Foreign Policy looks at Michael Ignatieff’s career move, from academic to member of parliament.
Canadians normally don’t get fired up about foreign policy in their parliamentary elections. Then again, Michael Ignatieff is not a normal candidate. Last fall, the professor left his post as director of Harvard University’s Carr Center for Human Rights Policy to run for parliament in his native Canada. His new office is in a bare-bones campaign headquarters on an industrial corner in suburban Toronto, where he prepares for the January 23 election. Ignatieff, a Liberal Party candidate who is considered by many to be one of the best minds Canada has ever produced, wants Canada to assume a greater role in world affairs. Americans probably know him best as a “liberal hawk” who supported the Iraq war.

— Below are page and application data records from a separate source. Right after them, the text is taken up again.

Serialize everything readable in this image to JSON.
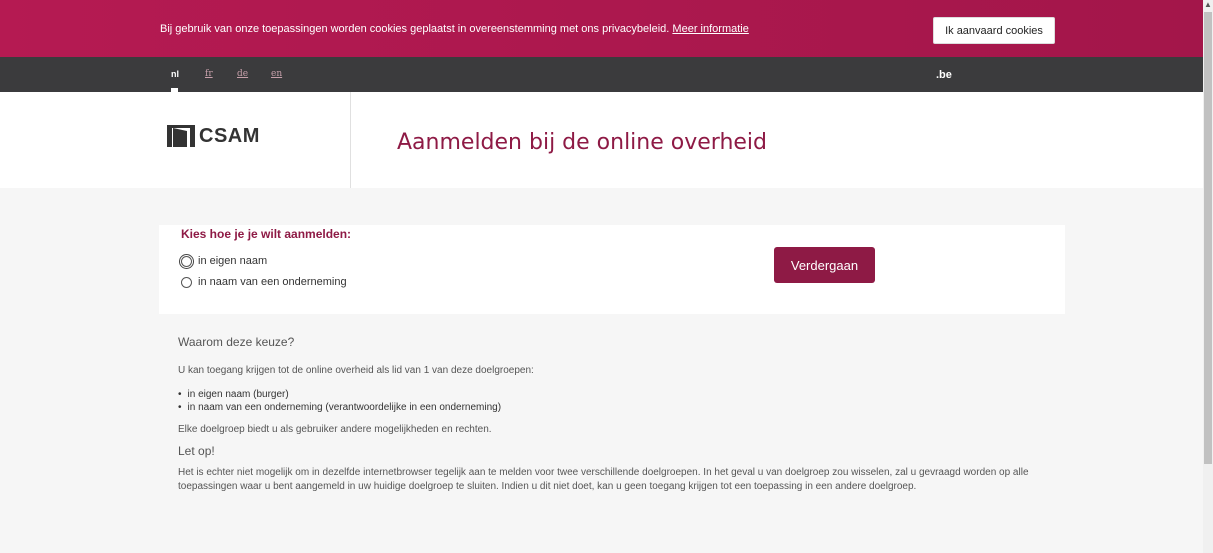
{
  "cookie": {
    "text": "Bij gebruik van onze toepassingen worden cookies geplaatst in overeenstemming met ons privacybeleid.",
    "link": "Meer informatie",
    "accept_label": "Ik aanvaard cookies"
  },
  "languages": [
    {
      "code": "nl",
      "active": true
    },
    {
      "code": "fr",
      "active": false
    },
    {
      "code": "de",
      "active": false
    },
    {
      "code": "en",
      "active": false
    }
  ],
  "be_logo": ".be",
  "header": {
    "logo_text": "CSAM",
    "title": "Aanmelden bij de online overheid"
  },
  "choice": {
    "heading": "Kies hoe je je wilt aanmelden:",
    "options": [
      "in eigen naam",
      "in naam van een onderneming"
    ],
    "continue_label": "Verdergaan"
  },
  "info": {
    "heading": "Waarom deze keuze?",
    "intro": "U kan toegang krijgen tot de online overheid als lid van 1 van deze doelgroepen:",
    "groups": [
      "in eigen naam (burger)",
      "in naam van een onderneming (verantwoordelijke in een onderneming)"
    ],
    "rights": "Elke doelgroep biedt u als gebruiker andere mogelijkheden en rechten.",
    "warning_heading": "Let op!",
    "warning": "Het is echter niet mogelijk om in dezelfde internetbrowser tegelijk aan te melden voor twee verschillende doelgroepen. In het geval u van doelgroep zou wisselen, zal u gevraagd worden op alle toepassingen waar u bent aangemeld in uw huidige doelgroep te sluiten. Indien u dit niet doet, kan u geen toegang krijgen tot een toepassing in een andere doelgroep."
  },
  "colors": {
    "brand": "#8e1a45",
    "cookie_bar": "#b51a52",
    "lang_bar": "#3b3b3d"
  }
}
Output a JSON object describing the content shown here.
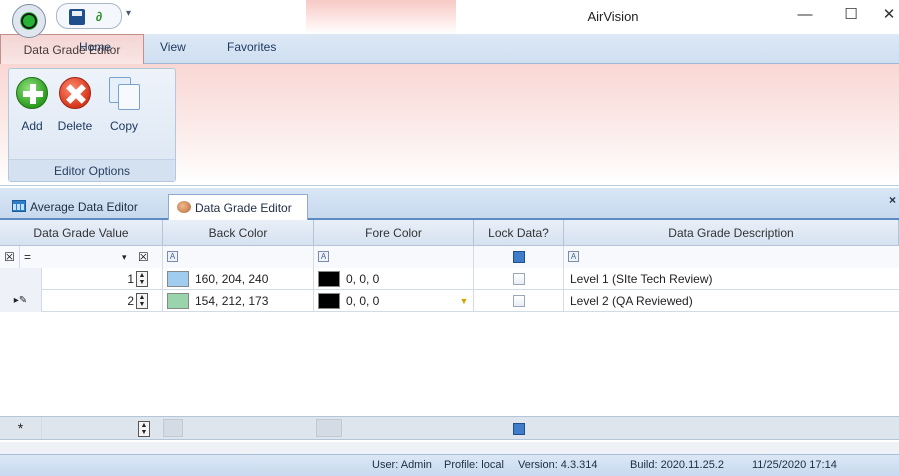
{
  "window": {
    "title": "AirVision",
    "minimize_label": "—",
    "maximize_label": "☐",
    "close_label": "✕"
  },
  "quick_access": {
    "help_glyph": "∂",
    "dropdown_glyph": "▾"
  },
  "ribbon": {
    "tabs": [
      "Home",
      "View",
      "Favorites",
      "Data Grade Editor"
    ],
    "active_tab": "Data Grade Editor",
    "group": {
      "caption": "Editor Options",
      "buttons": [
        {
          "label": "Add",
          "icon": "add-icon"
        },
        {
          "label": "Delete",
          "icon": "delete-icon"
        },
        {
          "label": "Copy",
          "icon": "copy-icon"
        }
      ]
    }
  },
  "document_tabs": [
    {
      "label": "Average Data Editor",
      "icon": "grid-icon"
    },
    {
      "label": "Data Grade Editor",
      "icon": "people-icon",
      "active": true
    }
  ],
  "panel_close_label": "×",
  "grid": {
    "columns": [
      "Data Grade Value",
      "Back Color",
      "Fore Color",
      "Lock Data?",
      "Data Grade Description"
    ],
    "filter_row": {
      "operator": "=",
      "indicator_glyph": "☒",
      "dropdown_glyph": "▾",
      "filter_glyph": "A"
    },
    "rows": [
      {
        "value": "1",
        "back_color": "160, 204, 240",
        "back_hex": "#a0ccf0",
        "fore_color": "0, 0, 0",
        "fore_hex": "#000000",
        "lock": false,
        "description": "Level 1 (SIte Tech Review)",
        "indicator": ""
      },
      {
        "value": "2",
        "back_color": "154, 212, 173",
        "back_hex": "#9ad4ad",
        "fore_color": "0, 0, 0",
        "fore_hex": "#000000",
        "lock": false,
        "description": "Level 2 (QA Reviewed)",
        "indicator": "▸✎"
      }
    ],
    "new_row_indicator": "*"
  },
  "status": {
    "user": "User: Admin",
    "profile": "Profile: local",
    "version": "Version: 4.3.314",
    "build": "Build: 2020.11.25.2",
    "datetime": "11/25/2020  17:14"
  },
  "colors": {
    "accent_tab": "#f3d5d3",
    "ribbon_blue": "#dbe6f3",
    "status_bar": "#c8daef"
  }
}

Ignatieff has spent most of his career in Britain and the United States, but he’s hardly a stranger to Canadian foreign policy. His late father, George Ignatieff, was a career diplomat who served as Canada’s ambassador to Yugoslavia, NATO, and the United Nations. He was president of the U.N. Security Council during the 1960s. As an academic, the younger Ignatieff regularly discussed and analyzed Canadian policy. What he sees is a country with potential influence abroad, but little will to exert it.